Top of RECORD EXTRACTS
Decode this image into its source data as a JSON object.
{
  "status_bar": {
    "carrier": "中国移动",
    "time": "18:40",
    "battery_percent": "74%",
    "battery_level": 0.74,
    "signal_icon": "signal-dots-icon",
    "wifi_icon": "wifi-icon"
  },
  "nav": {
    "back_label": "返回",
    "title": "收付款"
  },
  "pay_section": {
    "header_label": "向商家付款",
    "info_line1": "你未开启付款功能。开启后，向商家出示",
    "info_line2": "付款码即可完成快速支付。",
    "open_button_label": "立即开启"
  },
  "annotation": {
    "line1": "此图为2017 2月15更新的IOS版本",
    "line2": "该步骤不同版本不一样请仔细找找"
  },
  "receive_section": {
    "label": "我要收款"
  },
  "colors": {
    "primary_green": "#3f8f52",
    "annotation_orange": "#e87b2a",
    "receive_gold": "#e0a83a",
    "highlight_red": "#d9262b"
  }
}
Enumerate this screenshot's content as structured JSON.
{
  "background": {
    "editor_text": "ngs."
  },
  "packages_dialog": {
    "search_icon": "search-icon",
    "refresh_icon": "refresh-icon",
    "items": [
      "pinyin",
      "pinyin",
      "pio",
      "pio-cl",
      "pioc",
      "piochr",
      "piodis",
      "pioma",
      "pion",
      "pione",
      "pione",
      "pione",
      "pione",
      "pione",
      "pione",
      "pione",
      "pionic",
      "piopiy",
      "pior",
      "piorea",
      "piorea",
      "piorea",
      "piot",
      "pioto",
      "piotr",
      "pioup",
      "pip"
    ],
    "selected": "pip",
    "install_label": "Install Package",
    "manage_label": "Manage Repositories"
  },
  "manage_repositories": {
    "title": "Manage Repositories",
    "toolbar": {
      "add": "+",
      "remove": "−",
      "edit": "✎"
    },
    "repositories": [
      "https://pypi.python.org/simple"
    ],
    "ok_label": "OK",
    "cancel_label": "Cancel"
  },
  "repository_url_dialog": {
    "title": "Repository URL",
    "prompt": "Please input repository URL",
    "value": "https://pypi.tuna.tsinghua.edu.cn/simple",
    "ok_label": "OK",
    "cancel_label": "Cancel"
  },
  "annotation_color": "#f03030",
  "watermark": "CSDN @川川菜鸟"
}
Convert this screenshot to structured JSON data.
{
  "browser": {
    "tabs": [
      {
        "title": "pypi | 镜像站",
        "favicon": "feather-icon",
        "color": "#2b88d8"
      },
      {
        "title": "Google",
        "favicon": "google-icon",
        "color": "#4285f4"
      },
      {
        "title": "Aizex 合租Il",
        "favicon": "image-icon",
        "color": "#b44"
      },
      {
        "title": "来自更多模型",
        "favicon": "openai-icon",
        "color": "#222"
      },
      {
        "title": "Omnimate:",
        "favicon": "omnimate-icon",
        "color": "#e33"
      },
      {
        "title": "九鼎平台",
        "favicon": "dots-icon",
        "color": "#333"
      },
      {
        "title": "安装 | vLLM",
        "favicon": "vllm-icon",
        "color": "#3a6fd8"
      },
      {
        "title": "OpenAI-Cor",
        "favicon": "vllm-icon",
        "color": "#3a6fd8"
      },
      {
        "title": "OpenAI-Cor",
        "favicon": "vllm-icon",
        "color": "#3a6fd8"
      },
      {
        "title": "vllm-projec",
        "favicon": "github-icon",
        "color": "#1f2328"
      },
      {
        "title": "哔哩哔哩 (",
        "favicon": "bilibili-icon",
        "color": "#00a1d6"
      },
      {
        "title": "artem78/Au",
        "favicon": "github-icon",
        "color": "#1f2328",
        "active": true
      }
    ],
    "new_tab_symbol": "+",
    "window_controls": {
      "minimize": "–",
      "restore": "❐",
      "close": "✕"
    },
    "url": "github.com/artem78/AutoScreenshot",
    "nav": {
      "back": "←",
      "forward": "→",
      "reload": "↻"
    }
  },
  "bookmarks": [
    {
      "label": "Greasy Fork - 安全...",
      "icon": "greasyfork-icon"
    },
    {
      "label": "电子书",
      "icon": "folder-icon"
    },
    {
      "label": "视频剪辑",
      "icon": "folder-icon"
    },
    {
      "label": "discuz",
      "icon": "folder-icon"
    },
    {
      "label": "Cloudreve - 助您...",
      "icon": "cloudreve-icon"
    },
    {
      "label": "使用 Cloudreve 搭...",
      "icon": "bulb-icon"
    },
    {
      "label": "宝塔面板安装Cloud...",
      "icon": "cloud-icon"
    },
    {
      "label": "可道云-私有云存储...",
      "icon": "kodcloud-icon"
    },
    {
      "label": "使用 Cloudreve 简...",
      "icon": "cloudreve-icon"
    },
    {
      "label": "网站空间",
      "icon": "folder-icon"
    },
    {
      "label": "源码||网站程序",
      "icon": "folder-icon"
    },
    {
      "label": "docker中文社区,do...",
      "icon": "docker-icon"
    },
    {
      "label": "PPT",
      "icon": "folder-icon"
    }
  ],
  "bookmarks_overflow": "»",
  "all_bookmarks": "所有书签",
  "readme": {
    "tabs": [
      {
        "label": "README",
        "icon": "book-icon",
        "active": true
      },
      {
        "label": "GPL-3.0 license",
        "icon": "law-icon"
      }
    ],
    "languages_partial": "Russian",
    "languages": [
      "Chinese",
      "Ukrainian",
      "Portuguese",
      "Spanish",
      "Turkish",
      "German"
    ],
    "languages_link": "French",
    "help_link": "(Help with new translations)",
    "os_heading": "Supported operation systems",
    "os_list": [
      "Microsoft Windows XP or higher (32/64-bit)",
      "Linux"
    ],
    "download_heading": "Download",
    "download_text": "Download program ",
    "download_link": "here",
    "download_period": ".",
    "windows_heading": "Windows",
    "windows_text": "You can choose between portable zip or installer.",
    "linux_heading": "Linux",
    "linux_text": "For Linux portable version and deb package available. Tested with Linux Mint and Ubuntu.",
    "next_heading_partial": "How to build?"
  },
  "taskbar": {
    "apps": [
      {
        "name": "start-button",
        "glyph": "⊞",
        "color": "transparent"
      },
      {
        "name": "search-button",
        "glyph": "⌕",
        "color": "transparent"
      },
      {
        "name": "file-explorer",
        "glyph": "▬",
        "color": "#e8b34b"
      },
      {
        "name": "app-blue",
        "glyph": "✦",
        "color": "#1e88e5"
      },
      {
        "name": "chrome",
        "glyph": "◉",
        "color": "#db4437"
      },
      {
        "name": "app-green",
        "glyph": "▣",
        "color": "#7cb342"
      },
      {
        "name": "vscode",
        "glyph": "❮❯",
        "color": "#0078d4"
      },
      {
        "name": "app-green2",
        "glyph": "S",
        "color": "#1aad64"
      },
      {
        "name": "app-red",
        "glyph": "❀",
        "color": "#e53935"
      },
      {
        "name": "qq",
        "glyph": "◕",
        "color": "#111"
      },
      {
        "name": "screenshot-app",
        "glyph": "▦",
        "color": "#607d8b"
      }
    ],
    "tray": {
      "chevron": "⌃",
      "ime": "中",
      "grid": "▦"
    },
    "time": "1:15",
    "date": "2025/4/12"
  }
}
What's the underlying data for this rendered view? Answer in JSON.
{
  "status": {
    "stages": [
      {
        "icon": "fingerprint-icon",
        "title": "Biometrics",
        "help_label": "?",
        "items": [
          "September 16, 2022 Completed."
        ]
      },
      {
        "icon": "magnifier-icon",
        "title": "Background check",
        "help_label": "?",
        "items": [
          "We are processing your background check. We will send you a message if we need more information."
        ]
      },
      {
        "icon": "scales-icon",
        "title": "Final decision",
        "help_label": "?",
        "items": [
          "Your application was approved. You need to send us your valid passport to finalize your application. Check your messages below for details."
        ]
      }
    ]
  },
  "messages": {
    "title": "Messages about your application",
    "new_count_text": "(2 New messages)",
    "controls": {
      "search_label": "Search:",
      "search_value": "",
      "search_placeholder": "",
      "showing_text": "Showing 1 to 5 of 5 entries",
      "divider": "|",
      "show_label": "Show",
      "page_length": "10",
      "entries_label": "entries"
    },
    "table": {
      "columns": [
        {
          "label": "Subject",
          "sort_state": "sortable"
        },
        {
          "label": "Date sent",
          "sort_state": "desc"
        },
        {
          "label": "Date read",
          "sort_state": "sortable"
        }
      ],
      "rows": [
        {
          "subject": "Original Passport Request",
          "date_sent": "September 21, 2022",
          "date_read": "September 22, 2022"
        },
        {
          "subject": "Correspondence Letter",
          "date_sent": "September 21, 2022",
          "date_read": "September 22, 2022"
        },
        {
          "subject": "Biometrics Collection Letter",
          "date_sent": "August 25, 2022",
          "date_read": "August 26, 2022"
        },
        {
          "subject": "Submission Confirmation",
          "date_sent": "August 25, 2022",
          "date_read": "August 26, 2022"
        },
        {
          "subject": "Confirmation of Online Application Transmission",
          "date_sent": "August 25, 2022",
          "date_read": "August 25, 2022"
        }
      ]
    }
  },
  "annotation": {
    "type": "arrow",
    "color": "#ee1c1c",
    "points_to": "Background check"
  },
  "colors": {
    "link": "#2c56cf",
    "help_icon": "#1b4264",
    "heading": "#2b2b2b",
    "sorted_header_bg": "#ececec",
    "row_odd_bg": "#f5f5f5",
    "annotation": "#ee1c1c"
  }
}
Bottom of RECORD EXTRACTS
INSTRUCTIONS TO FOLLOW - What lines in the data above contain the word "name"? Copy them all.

ANSWER TO THIS TASK -
        "name": "start-button",
        "name": "search-button",
        "name": "file-explorer",
        "name": "app-blue",
        "name": "chrome",
        "name": "app-green",
        "name": "vscode",
        "name": "app-green2",
        "name": "app-red",
        "name": "qq",
        "name": "screenshot-app",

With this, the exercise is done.